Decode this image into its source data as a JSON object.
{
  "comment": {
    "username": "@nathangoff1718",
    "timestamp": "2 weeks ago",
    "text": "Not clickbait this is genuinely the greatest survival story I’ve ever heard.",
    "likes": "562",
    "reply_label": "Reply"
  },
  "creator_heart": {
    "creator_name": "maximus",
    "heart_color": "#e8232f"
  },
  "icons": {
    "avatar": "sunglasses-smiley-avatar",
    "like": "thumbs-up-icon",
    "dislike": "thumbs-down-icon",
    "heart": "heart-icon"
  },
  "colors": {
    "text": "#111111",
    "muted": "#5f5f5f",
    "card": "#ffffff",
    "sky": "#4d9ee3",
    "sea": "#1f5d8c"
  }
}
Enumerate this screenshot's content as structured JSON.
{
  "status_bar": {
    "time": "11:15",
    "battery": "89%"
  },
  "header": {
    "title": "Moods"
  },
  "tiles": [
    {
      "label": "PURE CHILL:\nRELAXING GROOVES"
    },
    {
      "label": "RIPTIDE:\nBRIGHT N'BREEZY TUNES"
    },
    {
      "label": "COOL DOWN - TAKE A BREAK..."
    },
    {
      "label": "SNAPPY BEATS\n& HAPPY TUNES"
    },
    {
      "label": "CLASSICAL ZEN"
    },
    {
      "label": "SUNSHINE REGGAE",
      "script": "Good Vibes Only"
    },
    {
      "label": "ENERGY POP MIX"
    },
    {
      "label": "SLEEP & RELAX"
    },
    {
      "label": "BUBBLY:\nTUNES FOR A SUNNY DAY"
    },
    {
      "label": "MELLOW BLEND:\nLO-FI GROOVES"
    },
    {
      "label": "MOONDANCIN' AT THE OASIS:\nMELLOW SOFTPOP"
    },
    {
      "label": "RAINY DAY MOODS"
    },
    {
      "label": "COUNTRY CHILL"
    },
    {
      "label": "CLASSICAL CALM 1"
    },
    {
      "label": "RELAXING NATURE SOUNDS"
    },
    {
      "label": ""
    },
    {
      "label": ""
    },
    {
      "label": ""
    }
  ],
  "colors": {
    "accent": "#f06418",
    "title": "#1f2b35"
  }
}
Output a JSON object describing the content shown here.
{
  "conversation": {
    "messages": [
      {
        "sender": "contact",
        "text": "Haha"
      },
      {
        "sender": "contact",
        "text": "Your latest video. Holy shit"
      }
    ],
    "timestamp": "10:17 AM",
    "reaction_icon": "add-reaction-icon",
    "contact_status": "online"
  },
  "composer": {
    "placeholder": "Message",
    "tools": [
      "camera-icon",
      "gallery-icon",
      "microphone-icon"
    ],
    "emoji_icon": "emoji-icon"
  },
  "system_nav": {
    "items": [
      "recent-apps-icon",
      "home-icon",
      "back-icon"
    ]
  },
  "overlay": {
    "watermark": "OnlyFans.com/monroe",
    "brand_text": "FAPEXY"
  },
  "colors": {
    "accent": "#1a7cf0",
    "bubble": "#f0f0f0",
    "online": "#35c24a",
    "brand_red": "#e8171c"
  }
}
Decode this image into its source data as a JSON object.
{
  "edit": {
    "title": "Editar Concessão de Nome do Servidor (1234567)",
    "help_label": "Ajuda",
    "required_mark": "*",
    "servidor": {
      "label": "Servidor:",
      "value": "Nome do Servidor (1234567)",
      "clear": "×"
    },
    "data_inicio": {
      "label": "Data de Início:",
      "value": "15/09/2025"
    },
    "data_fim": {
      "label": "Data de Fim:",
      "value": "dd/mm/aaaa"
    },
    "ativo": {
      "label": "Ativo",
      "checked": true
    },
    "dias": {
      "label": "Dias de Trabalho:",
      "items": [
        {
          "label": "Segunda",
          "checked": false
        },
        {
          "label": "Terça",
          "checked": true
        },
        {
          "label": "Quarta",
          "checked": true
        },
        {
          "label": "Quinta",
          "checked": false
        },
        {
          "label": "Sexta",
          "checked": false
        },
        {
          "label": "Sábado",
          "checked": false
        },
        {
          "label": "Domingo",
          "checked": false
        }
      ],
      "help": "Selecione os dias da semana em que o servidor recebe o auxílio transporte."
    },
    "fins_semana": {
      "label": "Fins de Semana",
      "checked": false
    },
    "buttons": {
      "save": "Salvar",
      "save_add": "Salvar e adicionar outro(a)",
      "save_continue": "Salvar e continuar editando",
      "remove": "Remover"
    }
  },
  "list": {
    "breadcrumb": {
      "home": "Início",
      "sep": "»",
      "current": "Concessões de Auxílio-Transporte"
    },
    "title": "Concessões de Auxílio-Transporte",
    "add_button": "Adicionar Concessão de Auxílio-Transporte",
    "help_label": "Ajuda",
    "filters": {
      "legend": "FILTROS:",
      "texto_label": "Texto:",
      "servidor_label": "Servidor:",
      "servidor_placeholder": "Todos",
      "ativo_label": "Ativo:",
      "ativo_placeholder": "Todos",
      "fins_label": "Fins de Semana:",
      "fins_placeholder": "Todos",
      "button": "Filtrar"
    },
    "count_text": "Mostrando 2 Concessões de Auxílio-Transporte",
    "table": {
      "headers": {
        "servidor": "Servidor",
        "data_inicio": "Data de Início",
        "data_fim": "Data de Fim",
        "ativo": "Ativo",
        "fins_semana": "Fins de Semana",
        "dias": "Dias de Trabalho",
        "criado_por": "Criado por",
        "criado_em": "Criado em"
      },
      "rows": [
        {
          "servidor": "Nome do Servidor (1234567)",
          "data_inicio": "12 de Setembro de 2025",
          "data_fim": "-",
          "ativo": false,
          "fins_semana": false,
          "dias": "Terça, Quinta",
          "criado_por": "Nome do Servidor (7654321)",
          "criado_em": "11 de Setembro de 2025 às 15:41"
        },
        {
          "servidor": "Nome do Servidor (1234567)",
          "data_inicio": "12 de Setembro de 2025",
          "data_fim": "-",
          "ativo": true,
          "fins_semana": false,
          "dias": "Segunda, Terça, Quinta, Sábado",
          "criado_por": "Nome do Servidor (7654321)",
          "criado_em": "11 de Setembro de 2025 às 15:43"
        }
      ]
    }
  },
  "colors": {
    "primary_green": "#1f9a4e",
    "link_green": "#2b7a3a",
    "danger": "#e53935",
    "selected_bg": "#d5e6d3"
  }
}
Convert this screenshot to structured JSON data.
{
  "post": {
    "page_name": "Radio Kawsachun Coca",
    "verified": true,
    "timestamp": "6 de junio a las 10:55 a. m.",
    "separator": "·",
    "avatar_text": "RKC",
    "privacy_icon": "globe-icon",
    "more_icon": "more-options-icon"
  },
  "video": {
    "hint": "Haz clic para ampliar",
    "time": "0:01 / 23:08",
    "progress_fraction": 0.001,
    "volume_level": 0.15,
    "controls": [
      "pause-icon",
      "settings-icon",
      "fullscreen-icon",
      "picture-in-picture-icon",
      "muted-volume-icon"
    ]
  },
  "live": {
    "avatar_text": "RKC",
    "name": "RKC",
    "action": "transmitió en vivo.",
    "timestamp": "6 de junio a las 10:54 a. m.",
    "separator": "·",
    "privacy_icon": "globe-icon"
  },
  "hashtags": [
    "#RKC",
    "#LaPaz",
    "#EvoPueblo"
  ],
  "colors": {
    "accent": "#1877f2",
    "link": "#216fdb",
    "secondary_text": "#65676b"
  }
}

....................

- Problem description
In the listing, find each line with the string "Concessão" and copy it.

- Output
    "title": "Editar Concessão de Nome do Servidor (1234567)",
    "add_button": "Adicionar Concessão de Auxílio-Transporte",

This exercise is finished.